Sumter, Semmes took over command of the CSS Sumter, the only ship in the
Confederate Navy at that point. For six months under his helm it was a
successful blockade runner, capturing eighteen prizes. Forced to abandon the
ship at Gibraltar, he purchased the CSS Alabama from shipbuilders in neutral
Britain. The swift and mighty Alabama proved to be a highly effective vessel,
seizing or destroying sixty-nine Union ships over its career before being
defeated by the USS Kearsarge in June 1864. After touring Europe, Semmes
returned a hero to the Confederacy. Promoted to rear admiral, he took command of
the James River squadron that protected the Confederate capitol of Richmond.
Forced to flee when Richmond fell, he finally surrendered to Union forces at
Greensboro, North Carolina.
President Johnson granted Semmes a pardon in May 1865, and he returned to
Alabama. Upon landing at Mobile, he was arrested on charges of international
piracy by order of Navy Secretary Gideon Welles. After three months in a
Washington, D. C. jail, Semmes was released when the charges against him were
dropped. Elected as probate judge of Mobile County, he was soon forced out of
office by Radical Republicans. In 1866 he began teaching at Louisiana State
Seminary, but political pressure again compelled him to resign. He served
briefly as editor of the Memphis Daily Bulletin before establishing a law
practice in Mobile. He wrote The Cruise of the Alabama and Sumter.
The construction or equipping of Confederate war vessels in officially-neutral
Britain raised the ire of Union officials during the Civil War and was a major
impediment to improving U.S.-British relations after the war. This controversy,
christened "the Alabama Claims," was finally resolved in 1872 by an

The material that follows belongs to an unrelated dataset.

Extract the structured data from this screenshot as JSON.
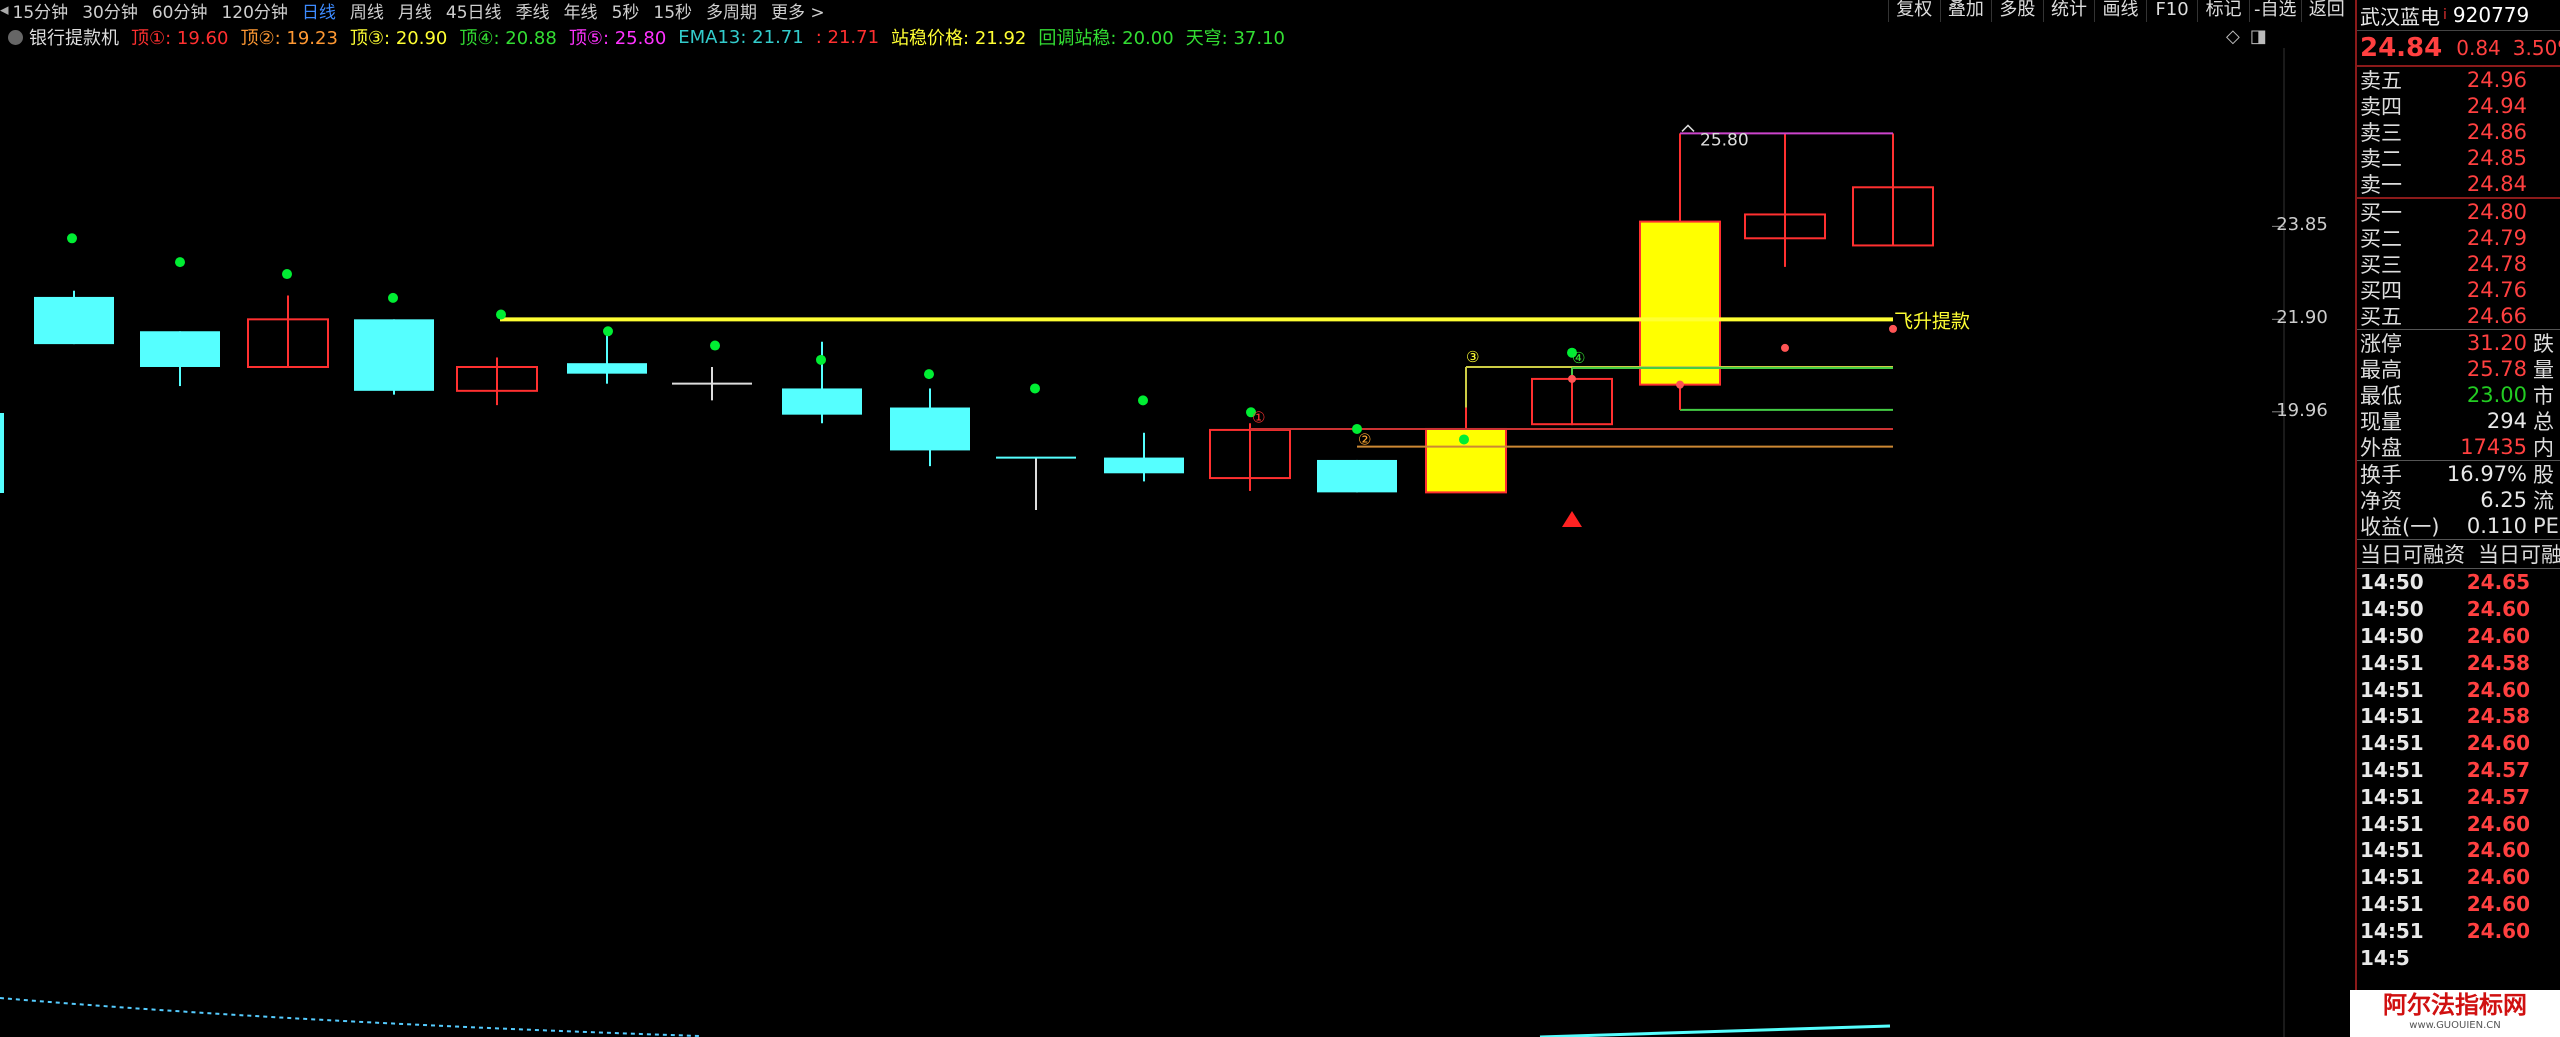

international board of arbitration. The following year, Britain paid the United
States fifteen-and-a-half million dollars in gold.